“wild and (really) woolly” . . .

by mulberryshoots


At Thanksgiving break, my granddaughter, Anna, and I had lunch. I had brought a few knitted neck scarves for her to try on. Without a moment’s hesitation, she picked up a blue handspun piece with bobbles and uneven yarns. I had knitted it from yarn called, “Sherlock Holmes” for some reason. I haven’t figured out why it was called that, but we both liked it.

Later, I bought another skein to make a similar cowl for her mother, my eldest daughter. I gave that one to her at our Christmas Eve party – and she wore it during her stay at their Gloucester house where her BFF remarked, “what’s that thing you’re wearing around your neck?”

So, yep, you guessed it. I made one for BFF who sounded like she loved it when she received it in the mail from me in January. Now, we had three outfitted in this yarn. In early Spring, that’s end of March around here, I thought it might be interesting to knit a vest for myself. Two thirds of the way through, I ran out of yarn. The yarn spinner sent me some more at a discounted price. I ran out again – and she sent me some more.

Easter came early this year so I spent a lot of time cleaning the house and cooking. Afterwards, I finally put the pieces I already had to figure out how to finish the vest. I like to knit extemporaneously, which means that I knit until I either pull it apart to start over or I improvise as I go along. It’s never been my strong suit to follow written directions.

Recently, I managed to finish it, adding side panels and braiding ties for the front rather than buttons that would just get lost in the wool. I was going for an updated hip designer look. Still don’t know what Sherlock Holmes has to do with it, but it adds a note of mystery to the whole thing!

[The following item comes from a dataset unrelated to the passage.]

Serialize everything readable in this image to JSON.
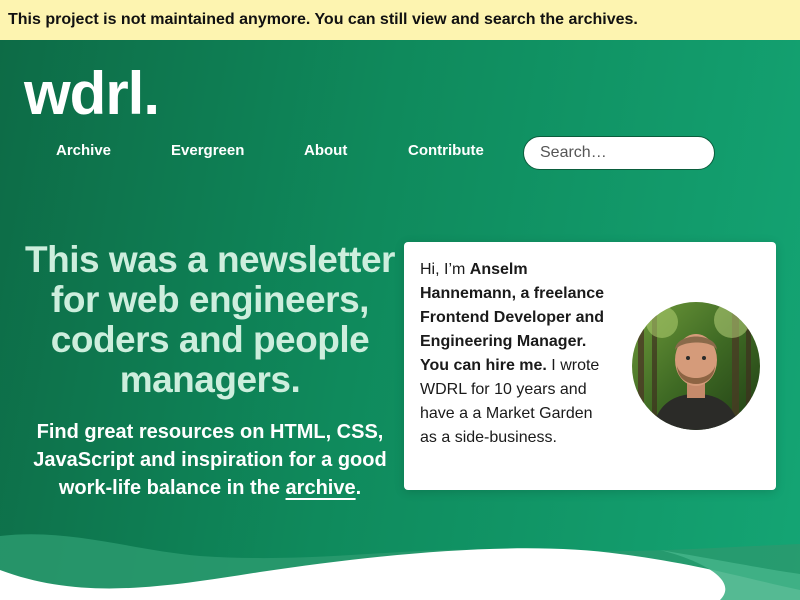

Footnote: Since I published this post, I wrote to the yarn spinner to ask her why she named the yarn, “Sherlock Holmes.” It turns out that this literary character made up by Arthur Conan Doyle, only wore shades of browns, blues and whites – and this is the combination of colourways that appear in the finished yarn. Mystery solved!